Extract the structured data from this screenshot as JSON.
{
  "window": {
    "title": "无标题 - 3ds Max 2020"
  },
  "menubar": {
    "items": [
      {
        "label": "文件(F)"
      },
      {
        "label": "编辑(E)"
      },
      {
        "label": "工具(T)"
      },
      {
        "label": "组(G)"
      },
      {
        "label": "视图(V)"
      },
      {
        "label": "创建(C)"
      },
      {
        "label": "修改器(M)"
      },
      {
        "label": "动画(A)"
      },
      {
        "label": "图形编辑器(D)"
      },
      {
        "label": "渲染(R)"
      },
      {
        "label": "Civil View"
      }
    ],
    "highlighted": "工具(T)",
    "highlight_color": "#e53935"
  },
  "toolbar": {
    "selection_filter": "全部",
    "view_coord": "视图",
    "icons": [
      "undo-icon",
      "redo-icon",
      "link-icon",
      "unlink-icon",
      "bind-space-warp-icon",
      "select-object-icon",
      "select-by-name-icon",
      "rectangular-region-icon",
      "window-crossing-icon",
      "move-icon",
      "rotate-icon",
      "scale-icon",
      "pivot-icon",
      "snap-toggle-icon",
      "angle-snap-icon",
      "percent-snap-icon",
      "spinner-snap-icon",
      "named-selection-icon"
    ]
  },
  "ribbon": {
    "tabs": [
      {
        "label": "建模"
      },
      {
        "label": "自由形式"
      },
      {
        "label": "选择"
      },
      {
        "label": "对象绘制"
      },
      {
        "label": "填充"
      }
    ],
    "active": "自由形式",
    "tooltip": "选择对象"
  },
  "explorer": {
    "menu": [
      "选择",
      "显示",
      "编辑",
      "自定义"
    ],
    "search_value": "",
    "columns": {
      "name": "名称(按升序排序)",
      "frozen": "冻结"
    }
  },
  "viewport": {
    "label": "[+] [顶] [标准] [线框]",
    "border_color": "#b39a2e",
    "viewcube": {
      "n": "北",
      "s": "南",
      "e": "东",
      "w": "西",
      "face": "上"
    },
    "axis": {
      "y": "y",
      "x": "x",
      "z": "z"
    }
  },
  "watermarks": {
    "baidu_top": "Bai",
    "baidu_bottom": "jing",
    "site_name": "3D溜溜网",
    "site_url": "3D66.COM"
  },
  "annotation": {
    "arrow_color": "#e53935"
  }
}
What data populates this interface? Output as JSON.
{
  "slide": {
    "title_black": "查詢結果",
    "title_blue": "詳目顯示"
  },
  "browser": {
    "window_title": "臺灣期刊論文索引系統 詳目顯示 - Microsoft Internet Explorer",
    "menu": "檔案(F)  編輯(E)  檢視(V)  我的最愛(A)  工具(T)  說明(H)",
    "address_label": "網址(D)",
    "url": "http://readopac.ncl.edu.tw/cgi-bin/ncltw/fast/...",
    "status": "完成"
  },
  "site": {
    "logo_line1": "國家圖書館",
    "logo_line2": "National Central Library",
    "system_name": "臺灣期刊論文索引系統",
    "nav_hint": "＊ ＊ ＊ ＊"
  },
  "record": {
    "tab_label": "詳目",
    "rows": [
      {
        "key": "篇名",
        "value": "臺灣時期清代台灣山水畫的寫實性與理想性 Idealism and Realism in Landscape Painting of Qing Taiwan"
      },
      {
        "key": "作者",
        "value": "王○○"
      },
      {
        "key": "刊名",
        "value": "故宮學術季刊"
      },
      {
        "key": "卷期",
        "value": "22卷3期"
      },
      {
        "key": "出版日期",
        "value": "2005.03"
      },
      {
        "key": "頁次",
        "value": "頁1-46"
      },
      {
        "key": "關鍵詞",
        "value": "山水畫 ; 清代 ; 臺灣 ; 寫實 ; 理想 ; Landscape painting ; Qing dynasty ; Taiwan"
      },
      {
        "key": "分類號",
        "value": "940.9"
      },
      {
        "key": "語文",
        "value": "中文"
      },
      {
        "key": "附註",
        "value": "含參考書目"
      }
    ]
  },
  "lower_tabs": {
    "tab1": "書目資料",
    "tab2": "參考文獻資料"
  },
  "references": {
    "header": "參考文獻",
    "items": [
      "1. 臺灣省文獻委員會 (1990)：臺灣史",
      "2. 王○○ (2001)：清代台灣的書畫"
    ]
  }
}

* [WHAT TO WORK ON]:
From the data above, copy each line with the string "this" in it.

* [WRITTEN SOLUTION]:
Extract the structured data from this screenshot as JSON.
What data populates this interface? Output as JSON.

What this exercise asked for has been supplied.